Two months after Nevada’s liquor lobby is granted exclusive, 18-month marijuana distribution rights, Carson City District Judge James Russell has lifted an order preventing regulators from issuing pot distribution licenses to companies not involved in alcohol distribution.
Nevada’s vote to legalize pot in November contained language that gave liquor wholesalers complete autonomy over cannabis distribution and was backed by a ruling in June that seemed to solidify Big Alcohol’s influence on state politics. The new ruling, however, will allow cannabusinesses to keep up with massive demand from tourists and residents.
Threats of pot shortages have loomed since Nevada’s early start recreational program began July 1. The liquor lobby, who fought hard to control Nevada’s cannabis industry stalled in completing the applications required by the state to obtain distribution licensing.
In fact, there were zero licensed alcohol distributors ready to move forward until late July.

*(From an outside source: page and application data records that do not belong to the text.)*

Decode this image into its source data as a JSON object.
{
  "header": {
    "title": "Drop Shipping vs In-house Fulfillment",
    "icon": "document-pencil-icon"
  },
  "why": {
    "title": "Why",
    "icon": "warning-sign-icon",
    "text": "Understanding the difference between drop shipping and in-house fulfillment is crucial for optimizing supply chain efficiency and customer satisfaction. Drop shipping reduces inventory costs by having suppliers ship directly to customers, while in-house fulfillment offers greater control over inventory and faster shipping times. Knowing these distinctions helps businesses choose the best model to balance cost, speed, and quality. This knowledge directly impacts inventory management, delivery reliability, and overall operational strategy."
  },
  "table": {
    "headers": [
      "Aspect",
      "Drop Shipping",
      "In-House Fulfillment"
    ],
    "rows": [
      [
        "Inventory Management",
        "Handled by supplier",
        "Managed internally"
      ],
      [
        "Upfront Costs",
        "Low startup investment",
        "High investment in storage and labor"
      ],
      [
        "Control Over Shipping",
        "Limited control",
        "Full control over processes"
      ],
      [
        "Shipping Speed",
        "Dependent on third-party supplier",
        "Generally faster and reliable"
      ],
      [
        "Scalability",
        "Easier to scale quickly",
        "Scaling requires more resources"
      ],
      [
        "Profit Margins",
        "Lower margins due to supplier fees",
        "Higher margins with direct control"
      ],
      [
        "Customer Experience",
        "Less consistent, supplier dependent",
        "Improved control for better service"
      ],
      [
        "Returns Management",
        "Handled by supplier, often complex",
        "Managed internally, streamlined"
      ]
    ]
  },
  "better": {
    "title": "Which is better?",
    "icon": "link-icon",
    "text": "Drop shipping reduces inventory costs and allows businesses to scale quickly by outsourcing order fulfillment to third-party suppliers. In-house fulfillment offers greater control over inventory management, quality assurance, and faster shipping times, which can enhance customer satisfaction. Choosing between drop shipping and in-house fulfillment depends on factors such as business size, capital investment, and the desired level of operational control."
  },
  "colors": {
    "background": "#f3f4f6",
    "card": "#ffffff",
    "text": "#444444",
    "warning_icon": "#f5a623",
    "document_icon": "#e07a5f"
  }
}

Dispensaries were only allowed to sell their current inventory until alcohol wholesalers got themselves in order.
Dispensaries have tried to remain positive about these challenges, particularly since local government leaders remained vocal in keeping the program rolling at full steam ahead.
In mid-July, Nevada Gov. Brian Sandoval issued emergency regulations to keep that legal cannabis money flowing into his proposed $70 million-dollar tax revenue budget over the next two years.
Judge Russell stated after the hearing that alcohol wholesalers simply do not have the capacity to meet recreational demand spanning Las Vegas and Reno, saying,
There is a substantial amount of evidence that there is a need for additional distributors over and above the liquor distributors.
The change comes after the Nevada Tax Commission provided evidence that there aren’t enough alcohol wholesalers who are ready to proceed. Tax Director Deonne Contine also made the compelling case that the stranglehold on distribution is driving up prices, enticing people to buy weed illegally, and is leading to diminished employee safety by stockpiling supplies.
When there is inadequate supply and variety, the prices of legal marijuana increase and licensed retailers do not have products demanded by their customers. Both situations drive consumers to the black market. – Contine.
The attorney for the alcohol group, Kevin Benson argued during the hearing that a prior meeting held by the Taxation Department last week to authorize the determination of insufficiency “violated his clients’ right to due process,” according to ABC News. To which Michelle Briggs, the state’s senior deputy attorney general countered,
You do not have a due process right to a monopoly. That is what they are asking for.
Judge Russell’s decision isn’t just a victory for cannabis users and advocates, it’s a win for the state. Nevada is on pace to make $30M in marijuana sales by the end of 2017, and not to mention its impacts on local job growth, and tax revenues going to schools and infrastructure. Besides, as a Las Vegan I’m pretty excited; these prices are getting out of control!